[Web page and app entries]
--- --- ---

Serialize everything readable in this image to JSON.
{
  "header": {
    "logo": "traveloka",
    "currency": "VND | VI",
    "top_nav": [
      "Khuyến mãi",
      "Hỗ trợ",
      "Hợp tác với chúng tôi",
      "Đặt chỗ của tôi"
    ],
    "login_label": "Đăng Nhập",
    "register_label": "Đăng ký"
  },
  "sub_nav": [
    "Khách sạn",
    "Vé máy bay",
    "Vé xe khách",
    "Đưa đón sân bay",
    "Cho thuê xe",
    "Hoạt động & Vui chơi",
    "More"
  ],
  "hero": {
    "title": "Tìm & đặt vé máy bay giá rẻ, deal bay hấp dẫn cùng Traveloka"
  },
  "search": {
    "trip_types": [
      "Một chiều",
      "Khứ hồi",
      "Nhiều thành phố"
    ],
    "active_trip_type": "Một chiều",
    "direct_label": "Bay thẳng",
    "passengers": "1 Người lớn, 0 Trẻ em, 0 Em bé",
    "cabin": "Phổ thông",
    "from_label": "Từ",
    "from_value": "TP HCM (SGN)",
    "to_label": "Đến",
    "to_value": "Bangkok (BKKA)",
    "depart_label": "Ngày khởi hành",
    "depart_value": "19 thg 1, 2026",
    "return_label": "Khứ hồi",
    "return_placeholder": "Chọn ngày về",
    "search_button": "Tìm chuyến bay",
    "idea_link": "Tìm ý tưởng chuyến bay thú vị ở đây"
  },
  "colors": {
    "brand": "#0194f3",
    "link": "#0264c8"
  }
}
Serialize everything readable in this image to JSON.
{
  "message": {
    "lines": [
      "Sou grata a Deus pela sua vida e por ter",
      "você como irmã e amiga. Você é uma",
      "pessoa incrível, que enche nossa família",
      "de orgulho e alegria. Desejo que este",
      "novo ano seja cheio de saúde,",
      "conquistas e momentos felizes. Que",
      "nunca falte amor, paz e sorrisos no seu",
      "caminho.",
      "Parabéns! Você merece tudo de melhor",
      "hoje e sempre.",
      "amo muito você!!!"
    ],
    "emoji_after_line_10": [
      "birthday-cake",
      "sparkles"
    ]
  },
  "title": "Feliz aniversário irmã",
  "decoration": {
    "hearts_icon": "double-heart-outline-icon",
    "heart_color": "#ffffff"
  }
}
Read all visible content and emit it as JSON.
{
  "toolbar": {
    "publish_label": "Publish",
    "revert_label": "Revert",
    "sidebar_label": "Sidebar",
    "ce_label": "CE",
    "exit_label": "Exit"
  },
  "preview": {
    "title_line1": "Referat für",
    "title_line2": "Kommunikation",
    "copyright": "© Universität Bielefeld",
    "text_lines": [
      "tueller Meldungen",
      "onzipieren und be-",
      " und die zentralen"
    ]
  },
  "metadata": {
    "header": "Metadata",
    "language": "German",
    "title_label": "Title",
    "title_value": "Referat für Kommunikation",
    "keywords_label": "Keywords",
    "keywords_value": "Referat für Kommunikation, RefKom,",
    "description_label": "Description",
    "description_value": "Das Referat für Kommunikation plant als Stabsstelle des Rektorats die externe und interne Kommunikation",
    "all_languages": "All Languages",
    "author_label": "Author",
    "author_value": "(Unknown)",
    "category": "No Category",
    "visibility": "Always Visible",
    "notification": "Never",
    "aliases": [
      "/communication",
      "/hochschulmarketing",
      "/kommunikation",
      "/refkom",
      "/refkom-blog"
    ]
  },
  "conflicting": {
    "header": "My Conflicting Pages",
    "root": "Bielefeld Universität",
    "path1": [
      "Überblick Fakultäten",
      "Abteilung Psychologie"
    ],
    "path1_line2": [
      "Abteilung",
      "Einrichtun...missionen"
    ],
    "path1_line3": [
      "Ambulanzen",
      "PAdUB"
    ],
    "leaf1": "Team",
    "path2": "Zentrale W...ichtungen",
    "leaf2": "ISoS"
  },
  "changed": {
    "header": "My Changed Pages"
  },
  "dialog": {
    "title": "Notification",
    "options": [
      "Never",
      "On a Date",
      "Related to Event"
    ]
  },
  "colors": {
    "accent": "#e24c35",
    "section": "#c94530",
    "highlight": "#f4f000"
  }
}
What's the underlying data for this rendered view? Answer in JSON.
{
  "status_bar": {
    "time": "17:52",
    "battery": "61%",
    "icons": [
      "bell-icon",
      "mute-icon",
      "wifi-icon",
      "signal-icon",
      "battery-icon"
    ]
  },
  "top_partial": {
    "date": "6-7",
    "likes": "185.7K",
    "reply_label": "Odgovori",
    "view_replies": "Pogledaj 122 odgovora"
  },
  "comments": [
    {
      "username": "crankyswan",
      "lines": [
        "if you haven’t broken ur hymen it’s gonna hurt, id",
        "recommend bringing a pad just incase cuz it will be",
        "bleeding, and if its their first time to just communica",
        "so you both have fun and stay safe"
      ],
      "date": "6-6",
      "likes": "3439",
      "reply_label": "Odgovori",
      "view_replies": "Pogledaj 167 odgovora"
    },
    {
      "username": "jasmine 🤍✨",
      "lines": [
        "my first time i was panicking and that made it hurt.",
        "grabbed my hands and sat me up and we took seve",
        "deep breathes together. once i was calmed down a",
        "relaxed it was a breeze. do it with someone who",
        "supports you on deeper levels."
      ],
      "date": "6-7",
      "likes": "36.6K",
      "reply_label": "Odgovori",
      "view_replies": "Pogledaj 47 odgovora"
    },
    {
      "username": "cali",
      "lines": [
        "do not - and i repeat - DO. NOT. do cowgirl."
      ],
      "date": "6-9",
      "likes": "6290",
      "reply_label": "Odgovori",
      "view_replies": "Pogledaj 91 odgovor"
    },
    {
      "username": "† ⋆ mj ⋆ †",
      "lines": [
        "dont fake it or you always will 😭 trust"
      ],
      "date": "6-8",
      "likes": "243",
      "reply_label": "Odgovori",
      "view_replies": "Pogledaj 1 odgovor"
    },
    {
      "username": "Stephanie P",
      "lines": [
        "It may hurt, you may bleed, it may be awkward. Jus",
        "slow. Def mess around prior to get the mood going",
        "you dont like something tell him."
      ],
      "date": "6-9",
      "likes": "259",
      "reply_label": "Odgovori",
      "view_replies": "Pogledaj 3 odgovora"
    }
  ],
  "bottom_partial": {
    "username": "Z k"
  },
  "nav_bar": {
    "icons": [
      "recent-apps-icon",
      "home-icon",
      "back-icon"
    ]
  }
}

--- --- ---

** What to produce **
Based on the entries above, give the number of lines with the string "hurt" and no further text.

** Task response **
3